## Problem details
How many lines of the data contain the word "label"? Give only that number.

(Dataset excerpts)
----------

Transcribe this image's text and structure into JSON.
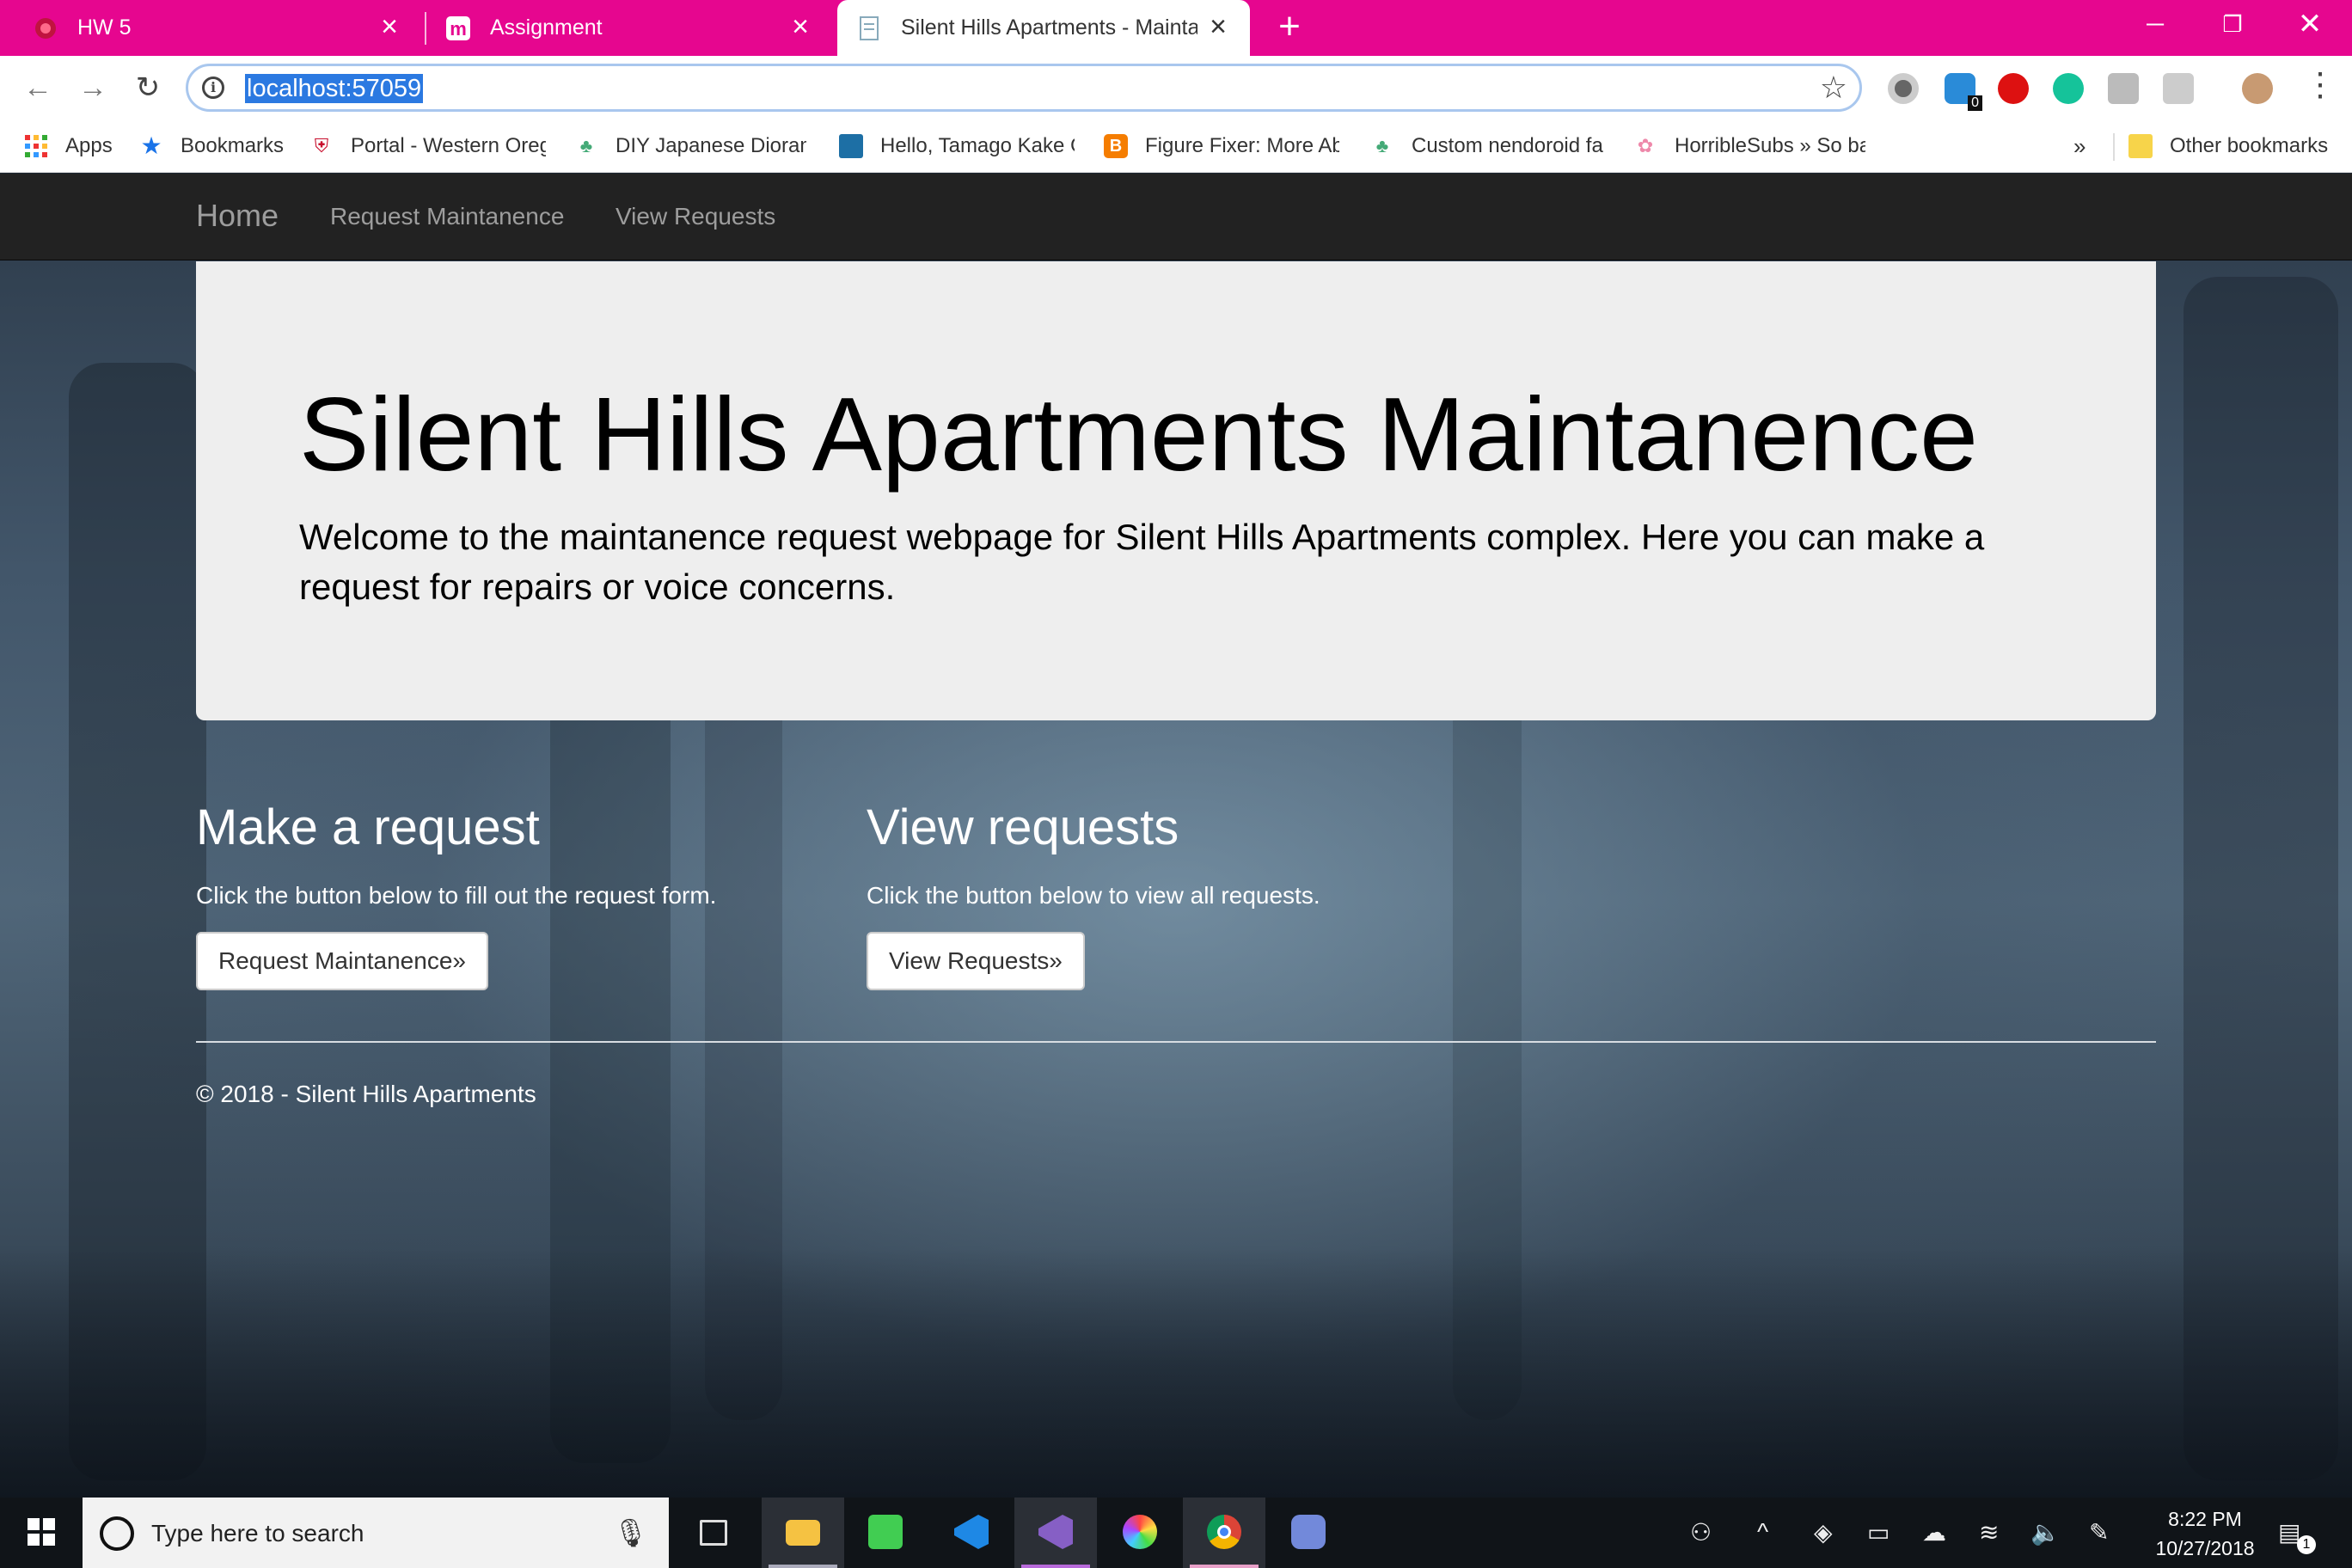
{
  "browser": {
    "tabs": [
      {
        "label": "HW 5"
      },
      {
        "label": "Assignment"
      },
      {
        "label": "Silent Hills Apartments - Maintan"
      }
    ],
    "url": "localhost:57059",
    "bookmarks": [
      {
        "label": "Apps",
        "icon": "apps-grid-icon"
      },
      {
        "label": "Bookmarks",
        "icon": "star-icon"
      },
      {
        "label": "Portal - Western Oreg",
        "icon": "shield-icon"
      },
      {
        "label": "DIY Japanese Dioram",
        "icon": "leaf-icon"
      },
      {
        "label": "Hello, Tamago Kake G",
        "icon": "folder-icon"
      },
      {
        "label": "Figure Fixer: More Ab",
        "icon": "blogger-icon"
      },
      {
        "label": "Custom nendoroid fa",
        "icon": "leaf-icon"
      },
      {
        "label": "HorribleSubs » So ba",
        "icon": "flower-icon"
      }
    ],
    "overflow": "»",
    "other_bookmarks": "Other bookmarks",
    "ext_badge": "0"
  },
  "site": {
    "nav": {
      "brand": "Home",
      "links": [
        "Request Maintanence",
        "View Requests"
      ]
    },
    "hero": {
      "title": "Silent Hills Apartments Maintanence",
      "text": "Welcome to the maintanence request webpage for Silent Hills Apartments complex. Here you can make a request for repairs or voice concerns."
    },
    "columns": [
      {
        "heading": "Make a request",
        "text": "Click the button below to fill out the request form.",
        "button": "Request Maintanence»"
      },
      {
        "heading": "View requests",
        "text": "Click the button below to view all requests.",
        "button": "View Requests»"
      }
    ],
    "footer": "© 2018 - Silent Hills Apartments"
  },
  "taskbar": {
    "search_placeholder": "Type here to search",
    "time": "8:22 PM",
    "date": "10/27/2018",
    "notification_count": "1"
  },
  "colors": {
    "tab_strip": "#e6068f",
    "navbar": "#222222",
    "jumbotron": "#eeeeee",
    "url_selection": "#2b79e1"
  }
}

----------

## Response
11